Wednesday, November 27, 2013

Design Patent Apportionment – “The Turducken Problem”

Everyone knows that the turkey makes Turducken look good, but it’s the duck that actually makes Turducken valuable … or is it the chicken? In any event, Turducken demonstrates a classic problem in design patent remedies – how do we disgorge “total profits” of the infringer when the profits are not necessarily attributable to the infringing design? For example, if I held a design patent on a Thanksgiving turkey, why should I be entitled to the total profits for the sale of a turducken if the infringer’s profits are, at least in part, attributable to the hidden duck and chicken? My turducken premise is running as thin as my mother-in-law’s gravy (sorry mom), but you get the point. 

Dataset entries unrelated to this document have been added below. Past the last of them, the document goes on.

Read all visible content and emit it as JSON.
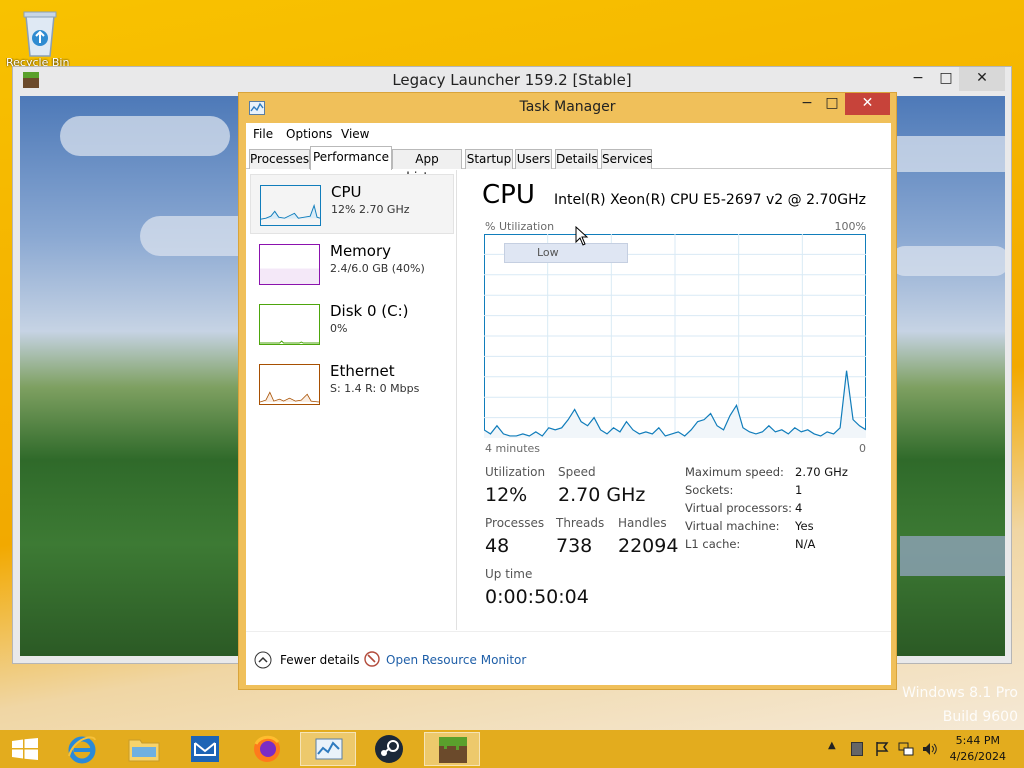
{
  "desktop": {
    "recycle_bin_label": "Recycle Bin",
    "watermark_line1": "Windows 8.1 Pro",
    "watermark_line2": "Build 9600"
  },
  "launcher": {
    "title": "Legacy Launcher 159.2 [Stable]",
    "minimize": "−",
    "maximize": "□",
    "close": "✕"
  },
  "task_manager": {
    "title": "Task Manager",
    "minimize": "−",
    "maximize": "□",
    "close": "✕",
    "menu": [
      "File",
      "Options",
      "View"
    ],
    "tabs": [
      "Processes",
      "Performance",
      "App history",
      "Startup",
      "Users",
      "Details",
      "Services"
    ],
    "active_tab": "Performance",
    "sidebar": [
      {
        "name": "CPU",
        "value": "12% 2.70 GHz",
        "color": "#117dbb"
      },
      {
        "name": "Memory",
        "value": "2.4/6.0 GB (40%)",
        "color": "#8b12ae"
      },
      {
        "name": "Disk 0 (C:)",
        "value": "0%",
        "color": "#4da60c"
      },
      {
        "name": "Ethernet",
        "value": "S: 1.4  R: 0 Mbps",
        "color": "#a74f01"
      }
    ],
    "cpu": {
      "title": "CPU",
      "model": "Intel(R) Xeon(R) CPU E5-2697 v2 @ 2.70GHz",
      "util_label": "% Utilization",
      "util_max": "100%",
      "axis_left": "4 minutes",
      "axis_right": "0",
      "tooltip": "Low",
      "stats": {
        "utilization_label": "Utilization",
        "utilization": "12%",
        "speed_label": "Speed",
        "speed": "2.70 GHz",
        "processes_label": "Processes",
        "processes": "48",
        "threads_label": "Threads",
        "threads": "738",
        "handles_label": "Handles",
        "handles": "22094",
        "uptime_label": "Up time",
        "uptime": "0:00:50:04"
      },
      "details": [
        {
          "k": "Maximum speed:",
          "v": "2.70 GHz"
        },
        {
          "k": "Sockets:",
          "v": "1"
        },
        {
          "k": "Virtual processors:",
          "v": "4"
        },
        {
          "k": "Virtual machine:",
          "v": "Yes"
        },
        {
          "k": "L1 cache:",
          "v": "N/A"
        }
      ],
      "history": [
        4,
        2,
        6,
        2,
        1,
        1,
        2,
        1,
        3,
        1,
        5,
        4,
        5,
        9,
        14,
        8,
        6,
        10,
        4,
        2,
        5,
        3,
        8,
        4,
        2,
        3,
        2,
        5,
        1,
        2,
        3,
        1,
        4,
        8,
        9,
        12,
        6,
        4,
        11,
        16,
        5,
        3,
        2,
        3,
        6,
        3,
        4,
        2,
        5,
        3,
        4,
        2,
        1,
        3,
        2,
        5,
        33,
        9,
        6,
        4
      ]
    },
    "footer": {
      "fewer_details": "Fewer details",
      "open_resource_monitor": "Open Resource Monitor"
    }
  },
  "taskbar": {
    "time": "5:44 PM",
    "date": "4/26/2024"
  }
}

This question of design patent law is more than a thanksgiving novelty. At the design patent conference at Suffolk Law School last Friday, Samsung’s attorney, Michael Geller, raised this issue in the context of the Apple v. Samsung case. From Samsung’s perspective, its accused Galaxy devices were profitable, at least in part, because of their functionality and software, not Apple’s patented designs which it was found to have infringed. 

There is some support in older design patent cases for the idea that disgorged profits should be apportioned between profits attributable to the infringing design and profits attributable to other, separable, aspects of the accused product. In Bush & Lane Piano Co. v. Becker Bros., 222 F. 902, 903-904 (2d Cir. 1915), the Second Circuit held that the infringer’s profits attributable to the infringing piano case was separable from the profits attributable to the internal mechanisms of the piano. See Bush at 903 (apportioning profits between “the structure which incloses and holds in position the piano proper, viz., the part which produces the music. The former appeals to the eye, the latter to the ear.”). According to the Second Circuit “[w]hen the patent owner is awarded the profits due to his design he receives all he is entitled to. If ... a design [patent] for a case enables the owner to collect damages for  ... the contents of the case as well, it will lead to results which shock the conscience. A design for a watch case will include the watch itself. A design for a gun case will include the gun, a design for a hat case will include the hat and so on.” Id. at 905.

The decision in Bush appears to contrast with the modern understanding of the disgorgement remedy, however. In Nike Inc. v. Wal-Mart Stores, 138 F.3d 1437, 1442 (Fed. Cir. 1998), the Federal Circuit stated that one of the key differences between the 1946 Act and the design patent statute, “as enacted in 1887, was the removal of the need to apportion the infringer's profits between the patented design and the article bearing the design.” Id. While this comment was not central to the court’s decision, Nike is viewed as a watershed decision on the nature and history of the disgorgement remedy for design patent infringement. 

Yet, Samsung’s position is not without hope.  Both the 1887 Act and the 1946 Act simply codified what had always been an equitable remedy for design patent infringement. This remedy was based on a theory of unjust enrichment or accounting which was never intended to be punitive. See SEC v. Blatt, 583 F.2d 1325, 1335 (5th Cir. 1978) (“Disgorgement is remedial and not punitive. The court's power to order disgorgement extends only to the amount with interest by which the defendant profited from his wrongdoing. Any further sum would constitute a penalty assessment.”); Restatement (Third) of Restitution and Unjust Enrichment § 51 cmt. e.4 (Tentative Draft No. 5, 2007) (“Disgorgement does not impose a general forfeiture: defendant's liability in restitution is not the whole of the gain from a tainted transaction, but the amount of the gain that is attributable to the underlying wrong.”). 

Perhaps the solution to the turducken problem lies in the equitable roots of the disgorgement remedy. It is said that "equity abhors a forfeiture,” and so perhaps courts should have enough equitable discretion, even under 35 U.S.C. § 289, to apportion an infringer’s profits in a manner that reflects the profits fairly attributable to the infringing design. 

Whichever way you slice it, the turducken problem will likely play a major role in any appeal from the damages award in  Apple v. Samsung. The parties have already briefed this issue before Judg Koh. I suspect that the Federal Circuit may use this as an opportunity to refine its comments about apportionment in the Nike case. 

Happy Thanksgiving everyone!


  1. I like your analogy. I think the approach of apportionment in a complex device is more likely to win at the supreme court or congress since the CAFC has already spoken to high top shoes. however highlighting the article of manufacture may give the CAFC an out since it seems a bit absurd to say the flat screen design or the case design is applied to the entire electronic device to give total profits for the entire device. (see JPTOS Vol. 94, No. 4, pg. 444-464 and 1 YALE L.J. 181 (1892).

  2. Agreed and thanks for the comment. It would be great to see Apple v. Samsung before the Supreme Court for so many reason...